I was considering heading out to IFC Center to see Kore-eda’s Shoplifters, which is garnering all sorts of critical acclaim, but as usual, I’m full of excuses: I’m exhausted after spending a chunk of the day traveling, it’s like thirty degrees outside, the subway’s probably all jammed up… blah, blah, blah, woe is me. After debating with myself for so long that the hour grew far too late to make the final screening, I settled for logging in to Kanopy and watching Sherlock Holmes: The Secret Weapon.

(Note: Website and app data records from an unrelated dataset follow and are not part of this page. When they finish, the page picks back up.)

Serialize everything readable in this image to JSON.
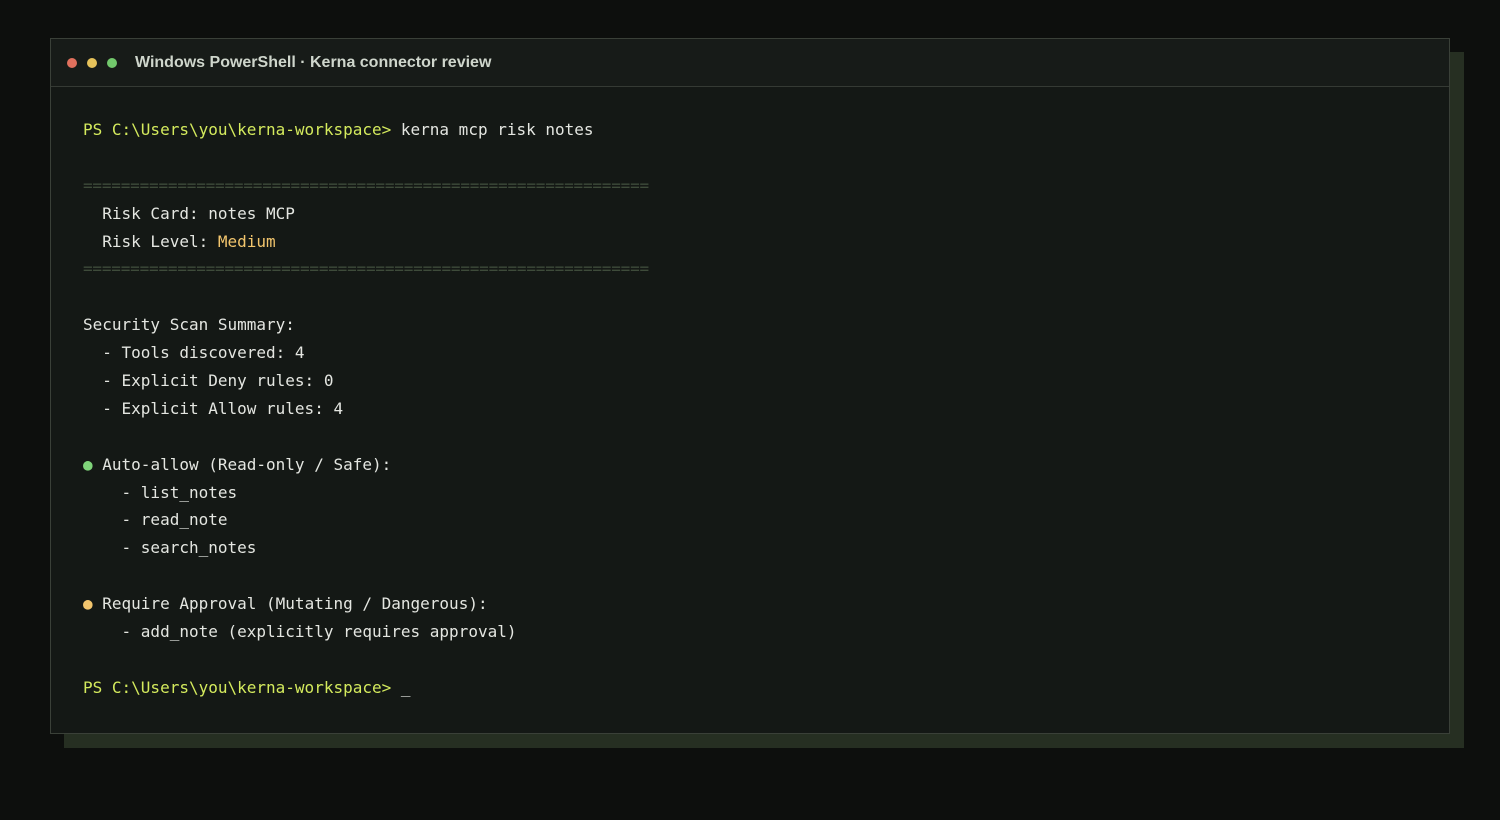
{
  "window": {
    "title": "Windows PowerShell · Kerna connector review",
    "controls": [
      {
        "name": "close",
        "color": "#e0705d"
      },
      {
        "name": "minimize",
        "color": "#e6c25a"
      },
      {
        "name": "maximize",
        "color": "#72c96c"
      }
    ]
  },
  "terminal": {
    "prompt": "PS C:\\Users\\you\\kerna-workspace>",
    "command": " kerna mcp risk notes",
    "rule": "============================================================",
    "risk_card_label": "  Risk Card: notes MCP",
    "risk_level_label": "  Risk Level: ",
    "risk_level_value": "Medium",
    "summary_heading": "Security Scan Summary:",
    "summary_items": [
      "  - Tools discovered: 4",
      "  - Explicit Deny rules: 0",
      "  - Explicit Allow rules: 4"
    ],
    "auto_allow": {
      "bullet": "●",
      "bullet_color": "#7fd47a",
      "heading": " Auto-allow (Read-only / Safe):",
      "items": [
        "    - list_notes",
        "    - read_note",
        "    - search_notes"
      ]
    },
    "require_approval": {
      "bullet": "●",
      "bullet_color": "#f2c56d",
      "heading": " Require Approval (Mutating / Dangerous):",
      "items": [
        "    - add_note (explicitly requires approval)"
      ]
    },
    "cursor": " _"
  }
}
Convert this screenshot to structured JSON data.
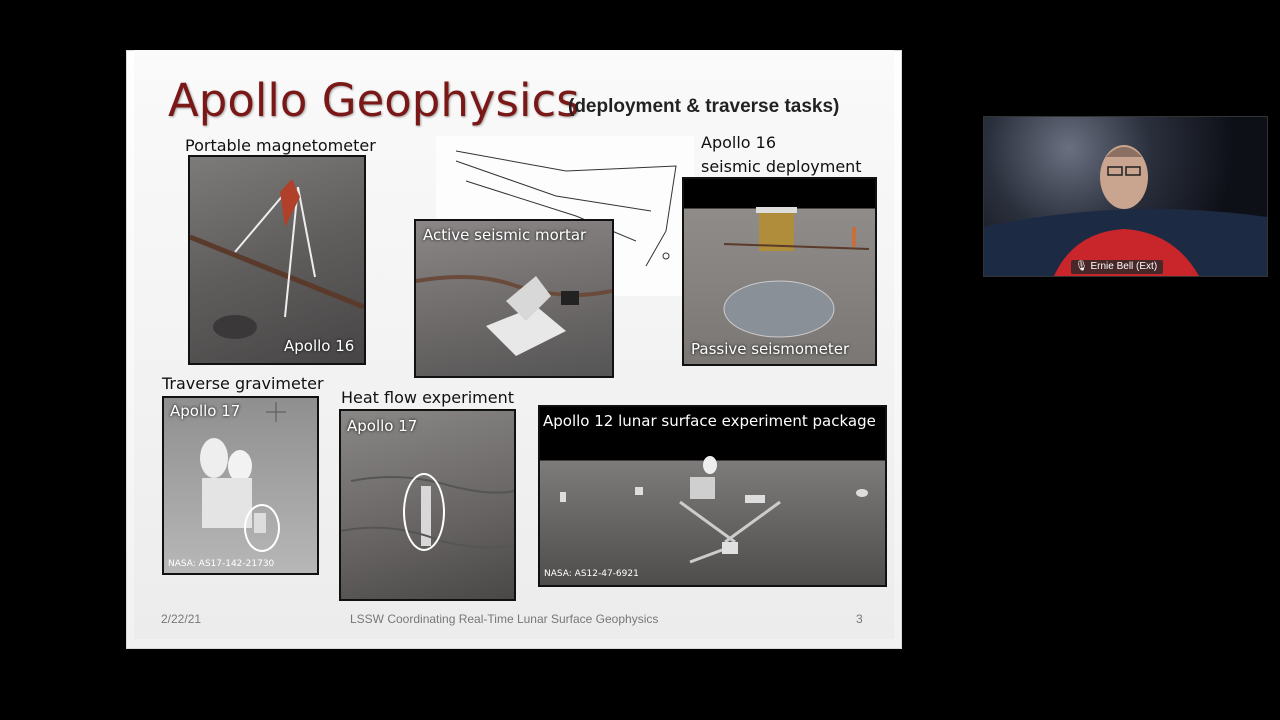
{
  "slide": {
    "title": "Apollo Geophysics",
    "subtitle": "(deployment & traverse tasks)",
    "captions": {
      "magnetometer": "Portable magnetometer",
      "apollo16_line1": "Apollo 16",
      "apollo16_line2": "seismic deployment",
      "gravimeter": "Traverse gravimeter",
      "heatflow": "Heat flow experiment"
    },
    "photo_labels": {
      "magnetometer": "Apollo 16",
      "mortar": "Active seismic mortar",
      "passive": "Passive seismometer",
      "gravimeter": "Apollo 17",
      "gravimeter_credit": "NASA: AS17-142-21730",
      "heatflow": "Apollo 17",
      "alsep": "Apollo 12 lunar surface experiment package",
      "alsep_credit": "NASA: AS12-47-6921"
    },
    "footer": {
      "date": "2/22/21",
      "center": "LSSW  Coordinating Real-Time Lunar Surface Geophysics",
      "page": "3"
    }
  },
  "video": {
    "participant_name": "Ernie Bell (Ext)",
    "icon": "microphone-icon"
  },
  "colors": {
    "title": "#7a1818",
    "background": "#000000"
  }
}
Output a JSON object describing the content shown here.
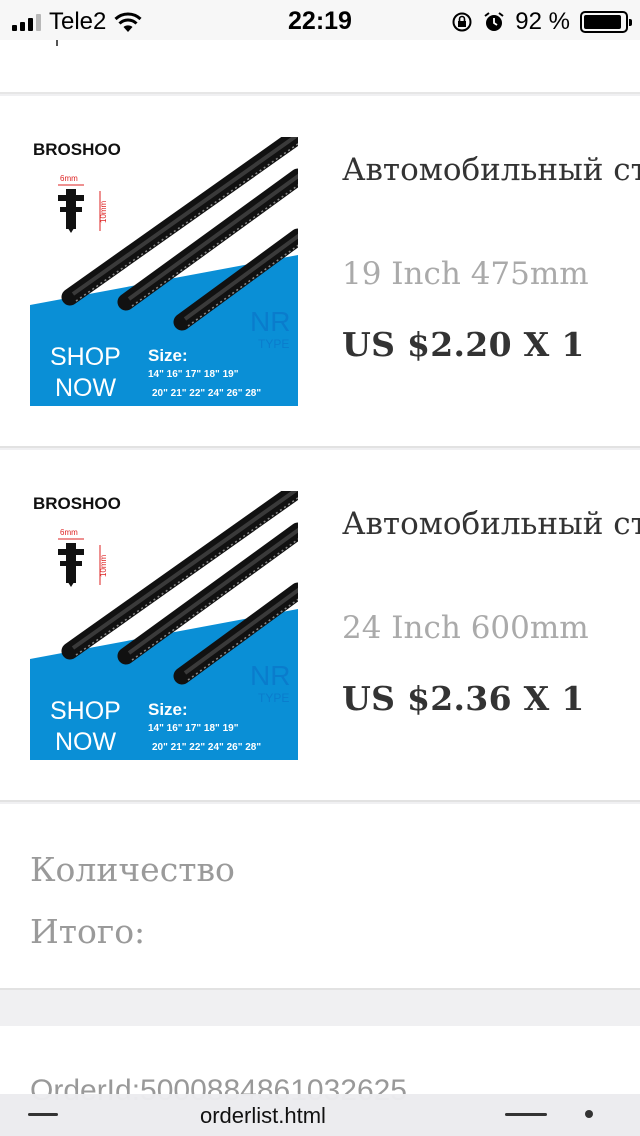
{
  "status_bar": {
    "carrier": "Tele2",
    "time": "22:19",
    "battery_percent": "92 %",
    "battery_level": 0.92,
    "icons": [
      "signal-icon",
      "wifi-icon",
      "rotation-lock-icon",
      "alarm-icon",
      "battery-icon"
    ]
  },
  "products": [
    {
      "title": "Автомобильный стеклоочиститель и",
      "variant": "19 Inch 475mm",
      "price": "US $2.20 X 1",
      "image": {
        "brand": "BROSHOO",
        "dim_width": "6mm",
        "dim_height": "10mm",
        "type_big": "NR",
        "type_small": "TYPE",
        "shop": "SHOP",
        "now": "NOW",
        "size_label": "Size:",
        "sizes_1": "14\" 16\" 17\" 18\" 19\"",
        "sizes_2": "20\" 21\" 22\" 24\" 26\" 28\""
      }
    },
    {
      "title": "Автомобильный стеклоочиститель и",
      "variant": "24 Inch 600mm",
      "price": "US $2.36 X 1",
      "image": {
        "brand": "BROSHOO",
        "dim_width": "6mm",
        "dim_height": "10mm",
        "type_big": "NR",
        "type_small": "TYPE",
        "shop": "SHOP",
        "now": "NOW",
        "size_label": "Size:",
        "sizes_1": "14\" 16\" 17\" 18\" 19\"",
        "sizes_2": "20\" 21\" 22\" 24\" 26\" 28\""
      }
    }
  ],
  "summary": {
    "quantity_label": "Количество",
    "total_label": "Итого:"
  },
  "order": {
    "id_text": "OrderId:5000884861032625"
  },
  "browser": {
    "url": "orderlist.html"
  },
  "colors": {
    "banner_blue": "#0a8fd6",
    "price_text": "#333333",
    "muted_text": "#9a9a9a"
  }
}
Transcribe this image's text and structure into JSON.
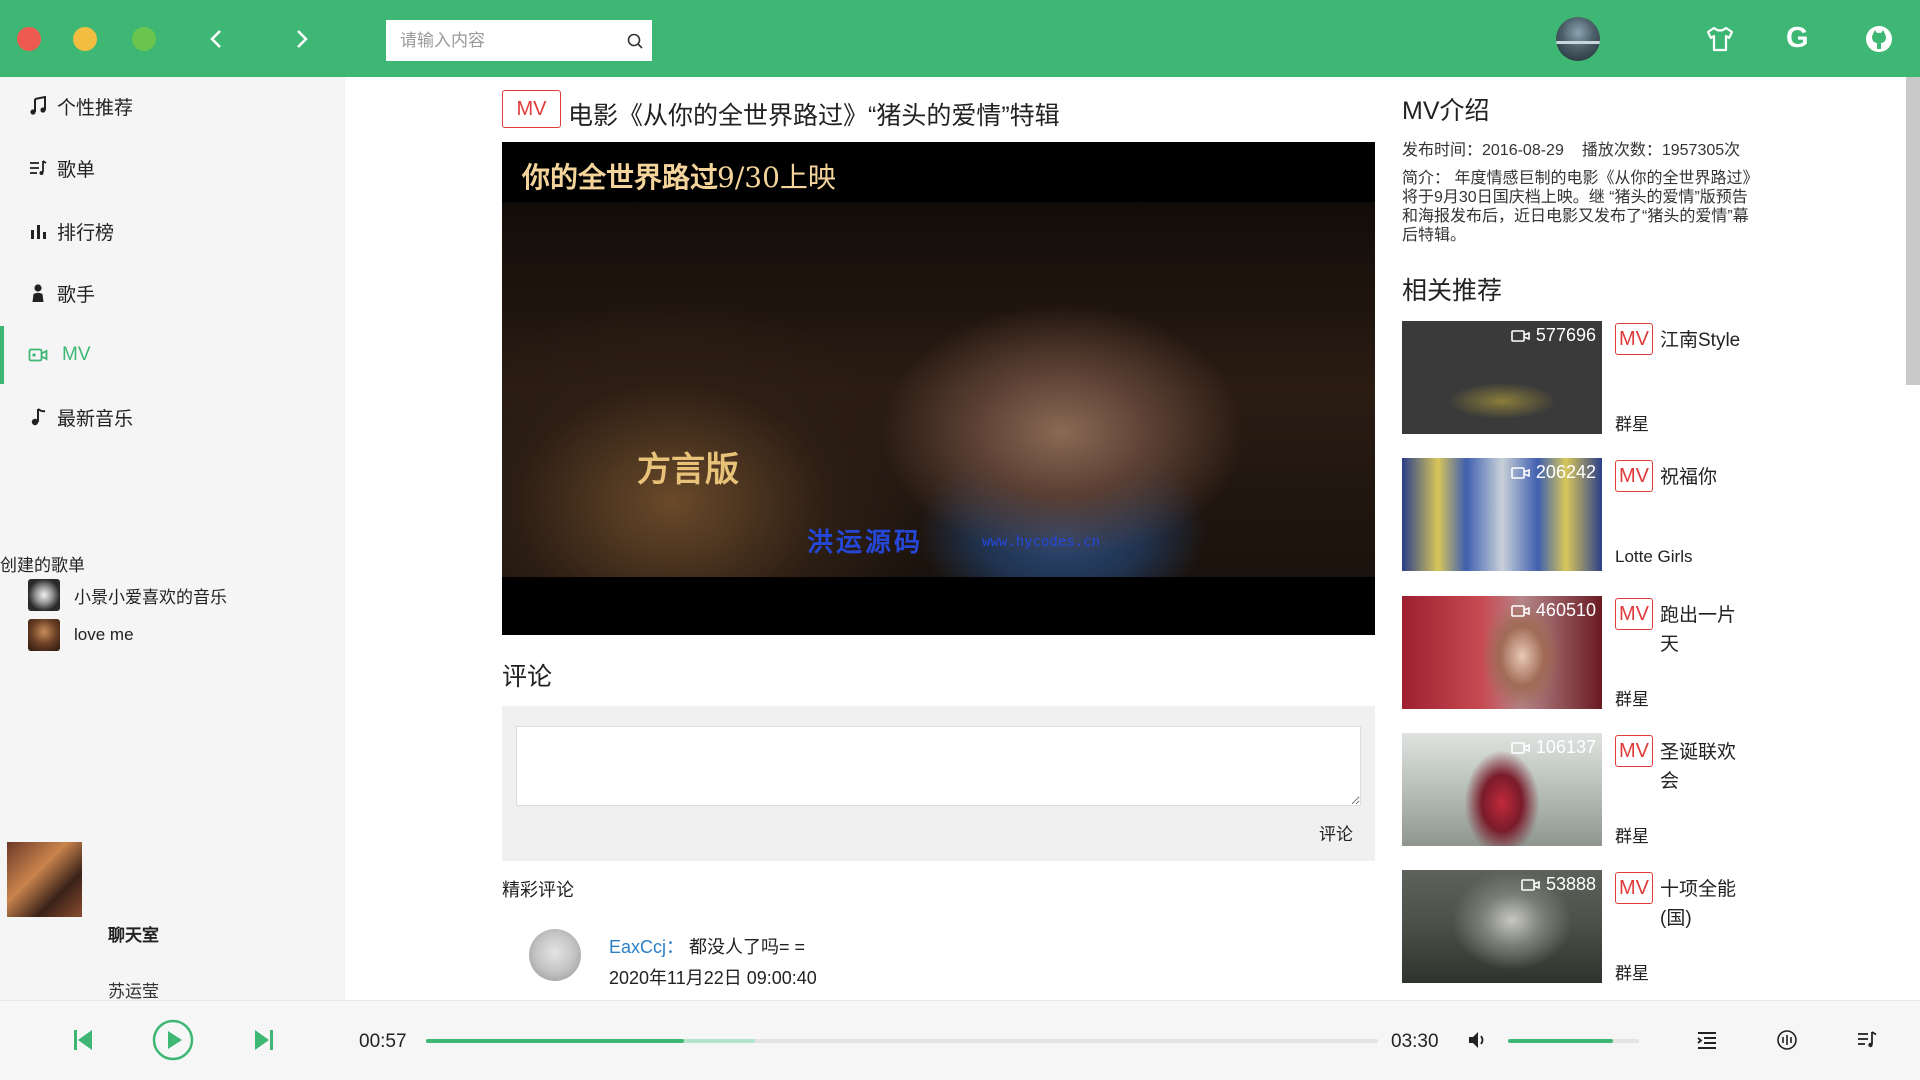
{
  "colors": {
    "accent": "#3eb774",
    "mv_tag": "#e03a3a",
    "link": "#2b7fc9"
  },
  "search": {
    "placeholder": "请输入内容"
  },
  "sidebar": {
    "nav": [
      {
        "label": "个性推荐",
        "icon": "music-note-icon"
      },
      {
        "label": "歌单",
        "icon": "playlist-icon"
      },
      {
        "label": "排行榜",
        "icon": "chart-bars-icon"
      },
      {
        "label": "歌手",
        "icon": "person-icon"
      },
      {
        "label": "MV",
        "icon": "video-camera-icon",
        "active": true
      },
      {
        "label": "最新音乐",
        "icon": "music-note-icon"
      }
    ],
    "created_title": "创建的歌单",
    "playlists": [
      {
        "name": "小景小爱喜欢的音乐"
      },
      {
        "name": "love me"
      }
    ],
    "now_playing": {
      "title": "聊天室",
      "artist": "苏运莹"
    }
  },
  "mv": {
    "tag": "MV",
    "title": "电影《从你的全世界路过》“猪头的爱情”特辑",
    "video_banner": "你的全世界路过",
    "video_date": "9/30上映",
    "video_side": "方言版",
    "watermark": "洪运源码",
    "watermark_url": "www.hycodes.cn"
  },
  "comments": {
    "title": "评论",
    "submit_label": "评论",
    "hot_title": "精彩评论",
    "items": [
      {
        "user": "EaxCcj：",
        "text": "都没人了吗= =",
        "time": "2020年11月22日 09:00:40"
      }
    ]
  },
  "intro": {
    "title": "MV介绍",
    "publish": "发布时间：2016-08-29",
    "plays": "播放次数：1957305次",
    "desc": "简介：  年度情感巨制的电影《从你的全世界路过》将于9月30日国庆档上映。继 “猪头的爱情”版预告和海报发布后，近日电影又发布了“猪头的爱情”幕后特辑。"
  },
  "related": {
    "title": "相关推荐",
    "tag": "MV",
    "items": [
      {
        "count": "577696",
        "name": "江南Style",
        "artist": "群星"
      },
      {
        "count": "206242",
        "name": "祝福你",
        "artist": "Lotte Girls"
      },
      {
        "count": "460510",
        "name": "跑出一片天",
        "artist": "群星"
      },
      {
        "count": "106137",
        "name": "圣诞联欢会",
        "artist": "群星"
      },
      {
        "count": "53888",
        "name": "十项全能(国)",
        "artist": "群星"
      }
    ]
  },
  "player": {
    "current_time": "00:57",
    "total_time": "03:30",
    "progress": 0.271,
    "buffered": 0.075,
    "volume": 0.8
  }
}
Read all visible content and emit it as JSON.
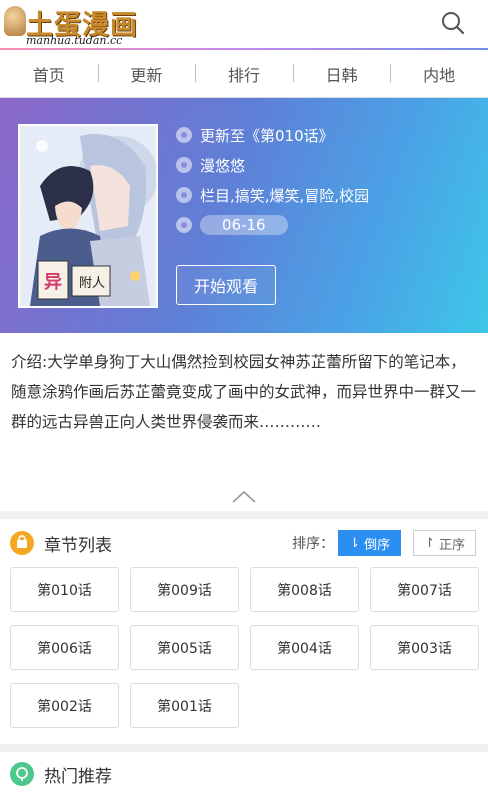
{
  "header": {
    "logo_text": "土蛋漫画",
    "logo_sub": "manhua.tudan.cc",
    "search_icon": "search-icon"
  },
  "nav": {
    "items": [
      {
        "label": "首页"
      },
      {
        "label": "更新"
      },
      {
        "label": "排行"
      },
      {
        "label": "日韩"
      },
      {
        "label": "内地"
      }
    ]
  },
  "comic": {
    "latest": "更新至《第010话》",
    "author": "漫悠悠",
    "tags": "栏目,搞笑,爆笑,冒险,校园",
    "date": "06-16",
    "cover_label": "异 附 人",
    "watch_label": "开始观看"
  },
  "intro": {
    "text": "介绍:大学单身狗丁大山偶然捡到校园女神苏芷蕾所留下的笔记本，随意涂鸦作画后苏芷蕾竟变成了画中的女武神，而异世界中一群又一群的远古异兽正向人类世界侵袭而来…………"
  },
  "chapters": {
    "title": "章节列表",
    "sort_label": "排序：",
    "sort_desc": "倒序",
    "sort_asc": "正序",
    "list": [
      {
        "label": "第010话"
      },
      {
        "label": "第009话"
      },
      {
        "label": "第008话"
      },
      {
        "label": "第007话"
      },
      {
        "label": "第006话"
      },
      {
        "label": "第005话"
      },
      {
        "label": "第004话"
      },
      {
        "label": "第003话"
      },
      {
        "label": "第002话"
      },
      {
        "label": "第001话"
      }
    ]
  },
  "hot": {
    "title": "热门推荐"
  },
  "colors": {
    "accent_blue": "#2a8ff0",
    "chapter_icon": "#f5a623",
    "hot_icon": "#4cc98a"
  }
}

Among the countless adaptations and reinterpretations of the Holmes mythos, the films starring Basil Rathbone and Nigel Bruce remain the most popular and influential (contributing to the perception of Watson as a slow-witted, bumbling sidekick)—so much so that I’m a bit ashamed to admit that I’d never actually seen one in its entirety before tonight. I certainly wasn’t expecting a WWII-era propaganda piece that features the famous Victorian-era detective matching wits with Nazi agents in pursuit of a defecting scientist, but there you go. Still, it wasn’t necessarily an unpleasant surprise: instead of a run-of-the-mill mystery yarn, I got a genuinely enjoyable espionage thriller, packed with disguises, coded messages, convoluted death traps, and narrow escapes. In many ways, it reminded me of Republic’s Captain Marvel serial: charmingly old school.
[Originally written November 23, 2018.]